A New York suburb that was established by Nazi sympathizers in the years leading up to World War Two still uses discriminatory housing practices to ensure its residents remain white, according to a lawsuit filed this week.
A couple who lived in Yaphank, a hamlet of 6,000 about 65 miles (105 km) east of New York City, claims the organization that owns the land under their house enforces bylaws requiring homeowners to be primarily of German ancestry.
In a lawsuit filed on Monday in federal court in Central Islip, Philip Kneer and Patricia Flynn-Kneer said the German American Settlement League had violated federal housing law.
“Since its incorporation in 1937, the GASL has excluded non-whites from its membership, recreational programs, and summer homes in favor of new residents with German ancestry,” the complaint said.
The league owns the land in Siegfried Park, a residential community in Yaphank, and rents out approximately 50 lots to its members, according to the lawsuit.
Robert Kessler, the group’s president, declined to comment on Tuesday. He told the New York Times, which first reported the lawsuit, that the community’s rules were misunderstood and not exclusionary.
The lawsuit, which was joined by nonprofit Long Island Housing Services, included what it said was a recent photo of a Nazi medallion atop a German flag in the community clubhouse.
The league was founded as an affiliate of the German-American Bund, an organization of Nazi sympathizers.
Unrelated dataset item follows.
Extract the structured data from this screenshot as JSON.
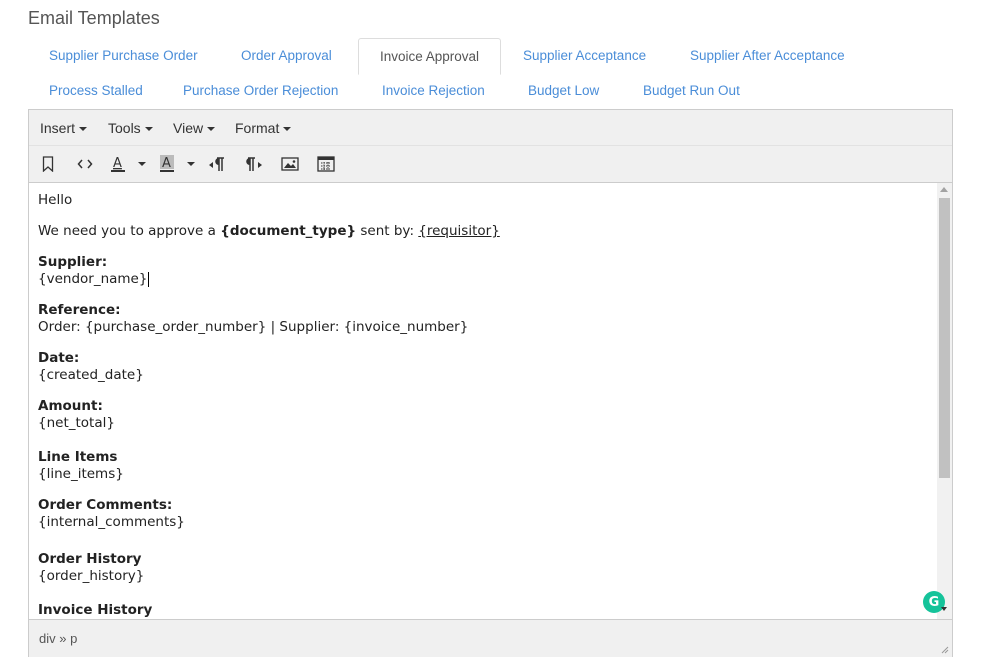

Siegfried Park, then known as Camp Siegfried, was built to promote German culture in 1935, according to the Yaphank historical society.
The camp hosted huge pro-Nazi rallies in the 1930s, when families would travel from New York on the “Camp Siegfried Special” train, according to historical accounts.
Philip Kneer and Patricia Flynn-Kneer, who each have German ancestry, bought their home in 1999 after being accepted as members.
When they decided to sell they were barred from advertising the home and instead were required to use the league’s internal bulletin, the lawsuit said.
That practice, coupled with the bylaws’ language regarding German ancestry, results in a closed community, the couple’s lawyer said.
“While you don’t have brownshirts parading in Yaphank today, you still have the discriminatory effects because of the rules in place, and nobody has done anything to change them,” said attorney Andrew Wilson.
Attempts to revise the bylaws have failed over the years, Wilson said, adding, “They want to keep it German.”
(Reporting by Joseph Ax; Editing by Scott Malone and Steve Orlofsky)